→ **TRY IT**
Pull out every line below containing the word "time".

(Entries from a dataset of interfaces)
--- START ---
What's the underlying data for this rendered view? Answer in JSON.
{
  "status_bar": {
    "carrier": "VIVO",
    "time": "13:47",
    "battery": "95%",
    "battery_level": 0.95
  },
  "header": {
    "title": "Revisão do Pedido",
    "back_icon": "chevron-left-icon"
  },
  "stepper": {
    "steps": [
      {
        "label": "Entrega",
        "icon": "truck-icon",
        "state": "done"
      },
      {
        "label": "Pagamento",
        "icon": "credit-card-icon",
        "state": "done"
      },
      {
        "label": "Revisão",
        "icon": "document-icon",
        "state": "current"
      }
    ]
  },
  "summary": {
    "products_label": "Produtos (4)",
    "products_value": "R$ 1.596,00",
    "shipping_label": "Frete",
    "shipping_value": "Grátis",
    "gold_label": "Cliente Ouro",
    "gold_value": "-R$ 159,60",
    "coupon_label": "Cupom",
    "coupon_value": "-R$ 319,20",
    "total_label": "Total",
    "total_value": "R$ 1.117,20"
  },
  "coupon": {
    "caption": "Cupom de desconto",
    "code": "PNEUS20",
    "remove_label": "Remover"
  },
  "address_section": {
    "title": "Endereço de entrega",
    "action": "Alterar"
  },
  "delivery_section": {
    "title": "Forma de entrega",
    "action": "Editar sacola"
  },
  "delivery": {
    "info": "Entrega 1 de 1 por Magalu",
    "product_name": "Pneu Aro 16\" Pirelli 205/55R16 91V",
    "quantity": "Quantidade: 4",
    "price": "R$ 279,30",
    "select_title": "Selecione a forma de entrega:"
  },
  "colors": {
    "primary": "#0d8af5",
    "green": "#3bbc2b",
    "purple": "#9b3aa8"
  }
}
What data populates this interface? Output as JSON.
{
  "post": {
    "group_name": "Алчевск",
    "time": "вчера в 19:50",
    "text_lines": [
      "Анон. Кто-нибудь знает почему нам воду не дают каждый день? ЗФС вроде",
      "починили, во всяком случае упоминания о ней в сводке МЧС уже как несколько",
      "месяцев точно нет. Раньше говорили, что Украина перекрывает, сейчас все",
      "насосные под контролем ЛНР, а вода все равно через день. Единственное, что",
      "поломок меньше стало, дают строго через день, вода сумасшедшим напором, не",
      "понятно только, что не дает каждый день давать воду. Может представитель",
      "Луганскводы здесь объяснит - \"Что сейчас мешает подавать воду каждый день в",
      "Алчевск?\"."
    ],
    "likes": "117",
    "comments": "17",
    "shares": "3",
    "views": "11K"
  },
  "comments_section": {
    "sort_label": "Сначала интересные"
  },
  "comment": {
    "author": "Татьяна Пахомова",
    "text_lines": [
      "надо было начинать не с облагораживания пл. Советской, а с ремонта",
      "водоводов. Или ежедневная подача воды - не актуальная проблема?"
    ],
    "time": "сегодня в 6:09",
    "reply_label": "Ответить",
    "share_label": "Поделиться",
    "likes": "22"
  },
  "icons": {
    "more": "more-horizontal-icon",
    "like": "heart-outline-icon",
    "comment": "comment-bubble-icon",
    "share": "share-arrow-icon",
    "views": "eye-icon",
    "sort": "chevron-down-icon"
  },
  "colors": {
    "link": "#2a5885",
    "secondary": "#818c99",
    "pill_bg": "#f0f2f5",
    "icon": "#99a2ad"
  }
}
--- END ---
→ **ANSWER TO THIS EXERCISE**
    "time": "13:47",
    "time": "вчера в 19:50",
    "time": "сегодня в 6:09",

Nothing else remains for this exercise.